by John Vittas
1. The starting pitching is still a major issue.
“Achilles heel” is starting to become a fair label for the Maryland rotation.
The problems came early for Willie Rios and late for Bobby Ruse. But regardless of when they happened, they happened.
The combined line for those two: 4 IP, 9 H, 10 ER, 0 K, 2 BB – ERA of 22.50.
The other three pitchers that have had a chance in the rotation haven’t faired much better. Pitching coach Jim Belanger has some decisions to make in regards to the future of the rotation. Guys like Ryan Selmer and Tayler Stiles have given Maryland some effective length out of the bullpen the past few weeks, but Stiles struggled in the weekend rotation earlier in the year and Selmer got knocked around this weekend, too.
While it’s still early and the rest of the team has been relatively awesome, no one can win in the postseason without consistent, front-line starters. Whether it’s Rios, Ruse or someone else, somebody must step up for Maryland to accomplish anything in 2015.

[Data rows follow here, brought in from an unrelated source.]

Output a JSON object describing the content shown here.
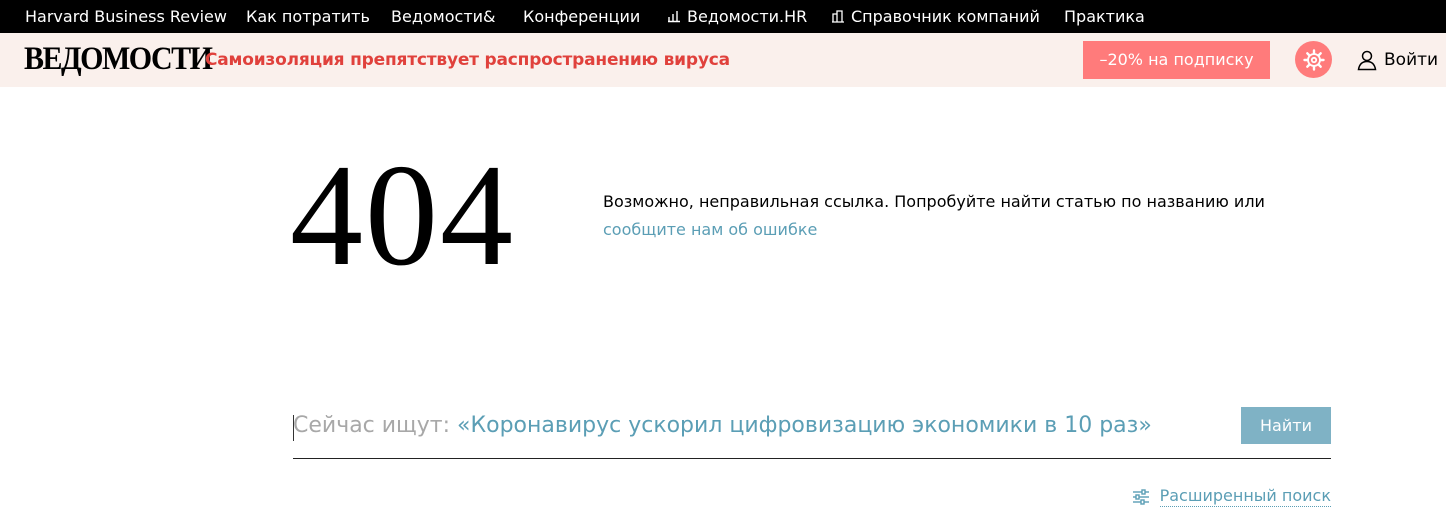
{
  "topnav": {
    "items": [
      {
        "label": "Harvard Business Review"
      },
      {
        "label": "Как потратить"
      },
      {
        "label": "Ведомости&"
      },
      {
        "label": "Конференции"
      },
      {
        "label": "Ведомости.HR",
        "icon": "chart-icon"
      },
      {
        "label": "Справочник компаний",
        "icon": "building-icon"
      },
      {
        "label": "Практика"
      }
    ]
  },
  "header": {
    "logo": "ВЕДОМОСТИ",
    "headline": "Самоизоляция препятствует распространению вируса",
    "subscribe_label": "–20% на подписку",
    "settings_icon": "gear-icon",
    "login_label": "Войти",
    "login_icon": "user-icon"
  },
  "error": {
    "code": "404",
    "message": "Возможно, неправильная ссылка. Попробуйте найти статью по названию или",
    "report_link": "сообщите нам об ошибке"
  },
  "search": {
    "prefix": "Сейчас ищут: ",
    "query": "«Коронавирус ускорил цифровизацию экономики в 10 раз»",
    "button_label": "Найти"
  },
  "advanced_search": {
    "label": "Расширенный поиск",
    "icon": "sliders-icon"
  },
  "colors": {
    "accent_red": "#e0413c",
    "subscribe_bg": "#ff7b7b",
    "link_blue": "#5b9eb5",
    "button_blue": "#7fb2c5",
    "header_bg": "#faf0ec"
  }
}
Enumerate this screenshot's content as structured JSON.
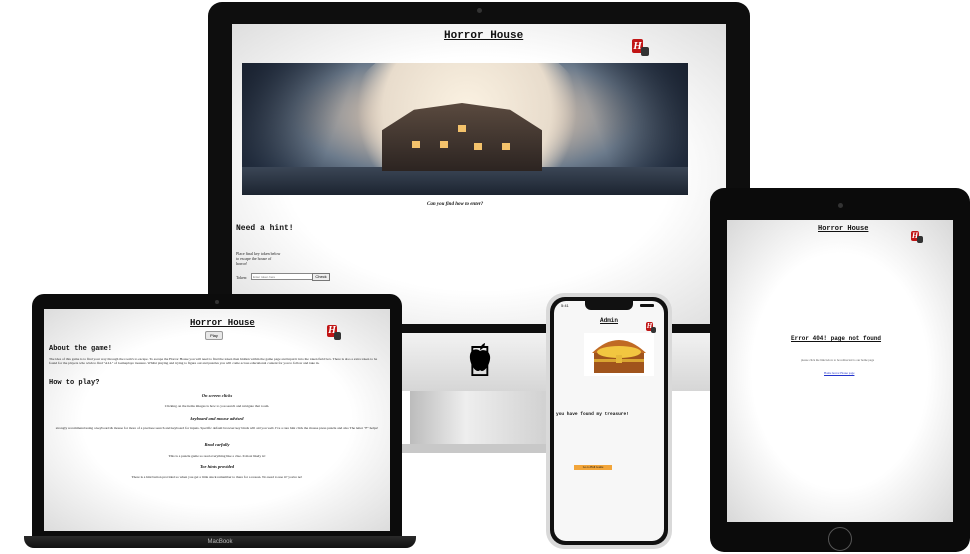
{
  "imac": {
    "title": "Horror House",
    "logo_text": "H",
    "caption": "Can you find how to enter?",
    "hint_heading": "Need a hint!",
    "hint_text": "Place final key token below to escape the house of horror!",
    "token_label": "Token:",
    "token_placeholder": "Enter token here",
    "check_button": "Check"
  },
  "laptop": {
    "title": "Horror House",
    "play_button": "Play",
    "about_heading": "About the game!",
    "about_text": "The idea of this game is to find your way through the room's to escape. To escape the Horror House you will need to find the token then hidden within the game page and input it into the token field box. There is also a extra token to be found for the players who wish to find \"ALL\" of Gameplaye treasure. Whilst playing and trying to figure out and puzzles you will come across educational content for you to follow and take in.",
    "howto_heading": "How to play?",
    "sections": [
      {
        "heading": "On screen clicks",
        "text": "Clicking on the items images is how to you search and navigate that room."
      },
      {
        "heading": "keyboard and mouse advised",
        "text": "strongly recommend using a keyboard & mouse for more of a precisee search and keyboard for inputs. Specific default browser key binds will aid you well. I've a rare hint click the mouse press puzzle and also The letter \"F\" helps!"
      },
      {
        "heading": "Read carfully",
        "text": "This is a puzzle game so read everything like a clue. It most likely is!"
      },
      {
        "heading": "Toe hints provided",
        "text": "There is a hint button provided so when you get a little stuck remember to there for a reason. No need to use it? you're no!"
      }
    ],
    "brand_label": "MacBook"
  },
  "phone": {
    "time": "5:41",
    "title": "Admin",
    "found_text": "you have found my treasure!",
    "link_text": "Go to Hall Game"
  },
  "tablet": {
    "title": "Horror House",
    "error_heading": "Error 404! page not found",
    "error_text": "please click the link below to be redirected to our home page",
    "home_link": "Home horror House page"
  },
  "colors": {
    "logo_red": "#c11515",
    "device_black": "#0e0e0e",
    "phone_link_bg": "#f2a53a"
  }
}
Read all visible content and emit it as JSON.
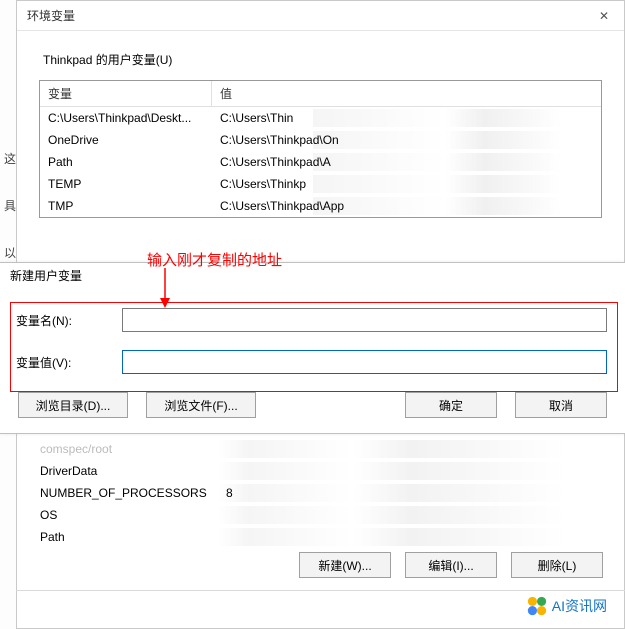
{
  "parentDialog": {
    "title": "环境变量",
    "closeGlyph": "✕",
    "userSectionLabel": "Thinkpad 的用户变量(U)",
    "headers": {
      "name": "变量",
      "value": "值"
    },
    "userVars": [
      {
        "name": "C:\\Users\\Thinkpad\\Deskt...",
        "value": "C:\\Users\\Thin"
      },
      {
        "name": "OneDrive",
        "value": "C:\\Users\\Thinkpad\\On"
      },
      {
        "name": "Path",
        "value": "C:\\Users\\Thinkpad\\A"
      },
      {
        "name": "TEMP",
        "value": "C:\\Users\\Thinkp"
      },
      {
        "name": "TMP",
        "value": "C:\\Users\\Thinkpad\\App"
      }
    ],
    "systemVars": [
      {
        "name": "comspec/root",
        "value": ""
      },
      {
        "name": "DriverData",
        "value": ""
      },
      {
        "name": "NUMBER_OF_PROCESSORS",
        "value": "8"
      },
      {
        "name": "OS",
        "value": ""
      },
      {
        "name": "Path",
        "value": ""
      }
    ],
    "buttons": {
      "new": "新建(W)...",
      "edit": "编辑(I)...",
      "delete": "删除(L)"
    }
  },
  "childDialog": {
    "title": "新建用户变量",
    "nameLabel": "变量名(N):",
    "valueLabel": "变量值(V):",
    "nameValue": "",
    "valueValue": "",
    "browseDir": "浏览目录(D)...",
    "browseFile": "浏览文件(F)...",
    "ok": "确定",
    "cancel": "取消"
  },
  "annotation": {
    "text": "输入刚才复制的地址"
  },
  "leftFragments": [
    "这",
    "具",
    "以"
  ],
  "watermark": {
    "text": "AI资讯网"
  }
}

2. Michigan is better than their record indicates.
The Maize and Blue entered this weekend with a 12-11 record, despite ranking near the top of the conference in most statistical categories. Turns out the stats were a better indication of their worth than their record.
Erik Bakich’s Michigan team played like his old Terps teams. They pitched, defended and showed they can shock good teams on the precedent of hard-nosed mindsets and aggressive pitching.
Michigan’s pitching staff handled the Terps’ bats better than any team all year. They held Maryland to 2.0 runs and 5.6 hits per game, led by Saturday starter Ryan Nutof, who held the Terps scoreless into the eighth inning.
We’ll soon find out how much of a factor the cold weather and unfamiliar confines in Ann Arbor was, as the Terps return home for an eight-game homestand this week.
3. Mike Shawaryn has been the saving grace.
While labeling a team’s ace as the MVP might not be a bold statement, Shawaryn has certainly been that in 2015. Maryland has won 6 of his 7 starts while the rest of the rotation has floundered.
He allowed just one run on five hits over 7.1 innings in the first game of Saturday’s doubleheader. Shawaryn has upped his strikeout total while consistently throwing all three pitches for strikes and has proven to be one of the best pitchers in the country.
After a difficult weekend where the main bright spot was Shawaryn’s game one performance, the prevailing question becomes – where would Maryland be without him?